Eleven people have been killed in two separate car bomb explosions in a Shiite district of eastern Baghdad.
Violence has surged in Iraq amid an escalating political crisis a month after the US military withdrawal, police officials said.
A wave of bomb attacks has killed at least 170 people since the beginning of the year, many of whom were Shiite pilgrims attending religious commemorations. The last American soldiers left the country on December 18.
Suspected Sunni insurgents have frequently targeted Shiite communities and Iraqi security forces to undermine public confidence in the Shiite-dominated government and its efforts to protect people.
Tuesday's first attack targeted an early-morning gathering of day labourers in Baghdad's Sadr City. Police said eight were killed and another 21 injured.
Minutes later, an explosives-packed car blew up near a pastry shop in the same district, killing three civilians and wounding 26 others, police said. Hospital officials in Baghdad confirmed the death toll.

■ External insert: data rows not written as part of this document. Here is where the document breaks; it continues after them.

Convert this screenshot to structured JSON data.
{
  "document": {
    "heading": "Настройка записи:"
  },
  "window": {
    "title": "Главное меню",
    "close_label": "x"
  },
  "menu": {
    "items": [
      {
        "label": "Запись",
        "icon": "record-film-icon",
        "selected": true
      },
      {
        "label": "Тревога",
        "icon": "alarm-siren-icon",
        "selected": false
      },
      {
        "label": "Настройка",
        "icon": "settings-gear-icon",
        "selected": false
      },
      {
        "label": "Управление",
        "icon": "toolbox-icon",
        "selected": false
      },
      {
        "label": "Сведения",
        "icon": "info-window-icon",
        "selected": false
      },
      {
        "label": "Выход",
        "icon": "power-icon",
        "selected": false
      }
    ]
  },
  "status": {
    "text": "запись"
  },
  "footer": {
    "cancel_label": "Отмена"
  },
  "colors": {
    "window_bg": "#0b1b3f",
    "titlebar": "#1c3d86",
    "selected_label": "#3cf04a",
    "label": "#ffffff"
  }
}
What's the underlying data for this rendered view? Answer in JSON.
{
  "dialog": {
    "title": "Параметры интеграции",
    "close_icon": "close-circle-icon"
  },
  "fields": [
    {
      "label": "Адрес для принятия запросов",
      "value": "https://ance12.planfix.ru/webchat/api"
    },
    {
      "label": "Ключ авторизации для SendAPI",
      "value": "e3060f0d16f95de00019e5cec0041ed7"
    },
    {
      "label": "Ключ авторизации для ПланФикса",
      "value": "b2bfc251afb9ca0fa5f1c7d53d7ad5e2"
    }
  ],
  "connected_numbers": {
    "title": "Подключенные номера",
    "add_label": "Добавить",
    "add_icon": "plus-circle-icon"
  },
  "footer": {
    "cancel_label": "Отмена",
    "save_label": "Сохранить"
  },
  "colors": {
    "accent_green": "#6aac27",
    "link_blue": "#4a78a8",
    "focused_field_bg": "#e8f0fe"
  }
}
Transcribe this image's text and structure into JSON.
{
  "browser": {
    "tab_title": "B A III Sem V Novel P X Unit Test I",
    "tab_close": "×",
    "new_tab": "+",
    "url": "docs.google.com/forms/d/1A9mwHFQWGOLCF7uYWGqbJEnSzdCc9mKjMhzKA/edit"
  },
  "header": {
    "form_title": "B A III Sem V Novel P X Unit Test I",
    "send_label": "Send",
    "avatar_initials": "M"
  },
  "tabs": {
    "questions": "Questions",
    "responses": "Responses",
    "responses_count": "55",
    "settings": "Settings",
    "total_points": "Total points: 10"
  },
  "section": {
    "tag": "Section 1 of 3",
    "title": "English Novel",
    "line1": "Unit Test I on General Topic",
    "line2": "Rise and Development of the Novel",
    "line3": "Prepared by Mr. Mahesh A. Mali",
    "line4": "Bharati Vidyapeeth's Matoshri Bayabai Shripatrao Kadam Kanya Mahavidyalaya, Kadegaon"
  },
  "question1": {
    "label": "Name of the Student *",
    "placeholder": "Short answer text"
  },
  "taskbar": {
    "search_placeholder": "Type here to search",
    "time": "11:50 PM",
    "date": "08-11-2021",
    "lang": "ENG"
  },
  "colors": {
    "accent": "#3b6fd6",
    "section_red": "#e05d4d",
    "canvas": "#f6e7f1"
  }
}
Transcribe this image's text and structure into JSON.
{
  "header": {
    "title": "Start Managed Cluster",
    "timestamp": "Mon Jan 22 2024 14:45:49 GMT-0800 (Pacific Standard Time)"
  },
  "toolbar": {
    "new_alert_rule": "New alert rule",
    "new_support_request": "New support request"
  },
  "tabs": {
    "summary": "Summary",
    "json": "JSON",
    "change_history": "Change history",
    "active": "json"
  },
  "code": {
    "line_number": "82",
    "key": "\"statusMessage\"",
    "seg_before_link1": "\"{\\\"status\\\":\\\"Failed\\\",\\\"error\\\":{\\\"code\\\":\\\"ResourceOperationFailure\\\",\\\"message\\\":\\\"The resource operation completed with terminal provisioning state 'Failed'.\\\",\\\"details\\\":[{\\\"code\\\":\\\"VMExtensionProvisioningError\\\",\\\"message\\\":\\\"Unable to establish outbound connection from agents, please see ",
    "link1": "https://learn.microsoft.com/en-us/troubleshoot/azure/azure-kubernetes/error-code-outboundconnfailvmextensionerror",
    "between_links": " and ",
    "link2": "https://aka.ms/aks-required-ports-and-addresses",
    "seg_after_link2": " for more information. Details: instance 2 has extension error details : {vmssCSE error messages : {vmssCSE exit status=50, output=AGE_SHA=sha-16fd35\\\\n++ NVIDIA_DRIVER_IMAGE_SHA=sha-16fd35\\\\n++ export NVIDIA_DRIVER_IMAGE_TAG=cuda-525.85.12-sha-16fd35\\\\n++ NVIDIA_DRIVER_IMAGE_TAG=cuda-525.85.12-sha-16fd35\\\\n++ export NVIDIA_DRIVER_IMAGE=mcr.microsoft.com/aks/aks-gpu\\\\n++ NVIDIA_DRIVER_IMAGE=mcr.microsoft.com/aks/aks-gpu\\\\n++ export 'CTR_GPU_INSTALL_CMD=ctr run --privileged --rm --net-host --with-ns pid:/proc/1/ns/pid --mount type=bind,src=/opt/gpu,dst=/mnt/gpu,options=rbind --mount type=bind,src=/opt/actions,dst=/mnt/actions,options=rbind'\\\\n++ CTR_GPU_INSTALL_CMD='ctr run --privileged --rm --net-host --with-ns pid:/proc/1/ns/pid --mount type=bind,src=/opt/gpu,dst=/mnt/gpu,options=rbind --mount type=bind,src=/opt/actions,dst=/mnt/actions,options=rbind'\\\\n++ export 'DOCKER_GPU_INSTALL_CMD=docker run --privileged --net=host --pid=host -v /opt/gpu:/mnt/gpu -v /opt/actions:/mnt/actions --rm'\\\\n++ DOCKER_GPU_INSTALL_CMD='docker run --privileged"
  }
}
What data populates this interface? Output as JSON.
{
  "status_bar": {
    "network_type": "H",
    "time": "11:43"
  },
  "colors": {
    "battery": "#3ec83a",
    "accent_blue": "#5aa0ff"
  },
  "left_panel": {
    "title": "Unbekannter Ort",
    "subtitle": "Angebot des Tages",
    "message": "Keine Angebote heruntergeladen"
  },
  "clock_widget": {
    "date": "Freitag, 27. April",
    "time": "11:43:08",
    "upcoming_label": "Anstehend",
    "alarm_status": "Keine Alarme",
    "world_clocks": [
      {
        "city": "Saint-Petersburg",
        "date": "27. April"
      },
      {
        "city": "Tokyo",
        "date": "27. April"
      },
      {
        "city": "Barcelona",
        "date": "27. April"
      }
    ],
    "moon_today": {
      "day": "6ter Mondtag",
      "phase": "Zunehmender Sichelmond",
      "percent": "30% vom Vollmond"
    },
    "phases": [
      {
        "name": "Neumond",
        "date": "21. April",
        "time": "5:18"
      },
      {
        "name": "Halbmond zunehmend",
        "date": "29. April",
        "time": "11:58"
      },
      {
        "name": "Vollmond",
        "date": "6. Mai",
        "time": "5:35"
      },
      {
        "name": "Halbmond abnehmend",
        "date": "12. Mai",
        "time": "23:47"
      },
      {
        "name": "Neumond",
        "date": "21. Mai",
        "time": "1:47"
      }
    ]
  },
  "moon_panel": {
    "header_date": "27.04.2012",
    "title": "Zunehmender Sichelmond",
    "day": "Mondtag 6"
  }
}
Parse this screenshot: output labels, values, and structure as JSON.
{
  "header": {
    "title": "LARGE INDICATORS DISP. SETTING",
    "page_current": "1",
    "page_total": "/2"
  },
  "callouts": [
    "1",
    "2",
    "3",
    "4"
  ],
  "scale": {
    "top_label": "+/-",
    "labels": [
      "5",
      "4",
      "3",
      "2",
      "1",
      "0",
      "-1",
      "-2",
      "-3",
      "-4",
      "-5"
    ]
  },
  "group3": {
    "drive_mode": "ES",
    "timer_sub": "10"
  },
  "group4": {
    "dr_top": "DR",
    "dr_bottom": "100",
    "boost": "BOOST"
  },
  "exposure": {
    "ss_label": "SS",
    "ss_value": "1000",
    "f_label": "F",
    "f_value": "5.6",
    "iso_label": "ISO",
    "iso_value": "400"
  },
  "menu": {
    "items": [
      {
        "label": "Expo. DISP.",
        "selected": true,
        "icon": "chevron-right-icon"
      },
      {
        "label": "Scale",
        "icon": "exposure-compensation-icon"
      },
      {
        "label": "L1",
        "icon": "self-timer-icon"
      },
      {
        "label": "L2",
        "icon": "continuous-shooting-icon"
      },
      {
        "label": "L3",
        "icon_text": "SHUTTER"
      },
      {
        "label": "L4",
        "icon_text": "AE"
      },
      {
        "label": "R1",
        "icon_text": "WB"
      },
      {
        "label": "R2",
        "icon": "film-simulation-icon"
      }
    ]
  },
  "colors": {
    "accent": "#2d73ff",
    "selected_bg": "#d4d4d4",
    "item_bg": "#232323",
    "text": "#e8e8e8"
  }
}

While insurgents have carried out a number of deadly attacks in recent years, there is little indication yet that the country is slipping back towards the widespread sectarian bloodshed of 2006 and 2007.
Nevertheless, these recent attacks are seen as particularly dangerous because they coincide with both the departure of US troops, as well as a political crisis pitting Shiite officials against the largest Sunni-backed bloc.
The political battle erupted last month after the Shiite-led government issued an arrest warrant against the Sunni vice president, Tareq al-Hashemi, on terrorism charges, sending him into virtual exile in the Kurdish autonomous region in northern Iraq.
In protest, Mr al-Hashemi's Sunni-backed Iraqiya bloc has been boycotting parliament and Cabinet sessions, bringing government work to a standstill.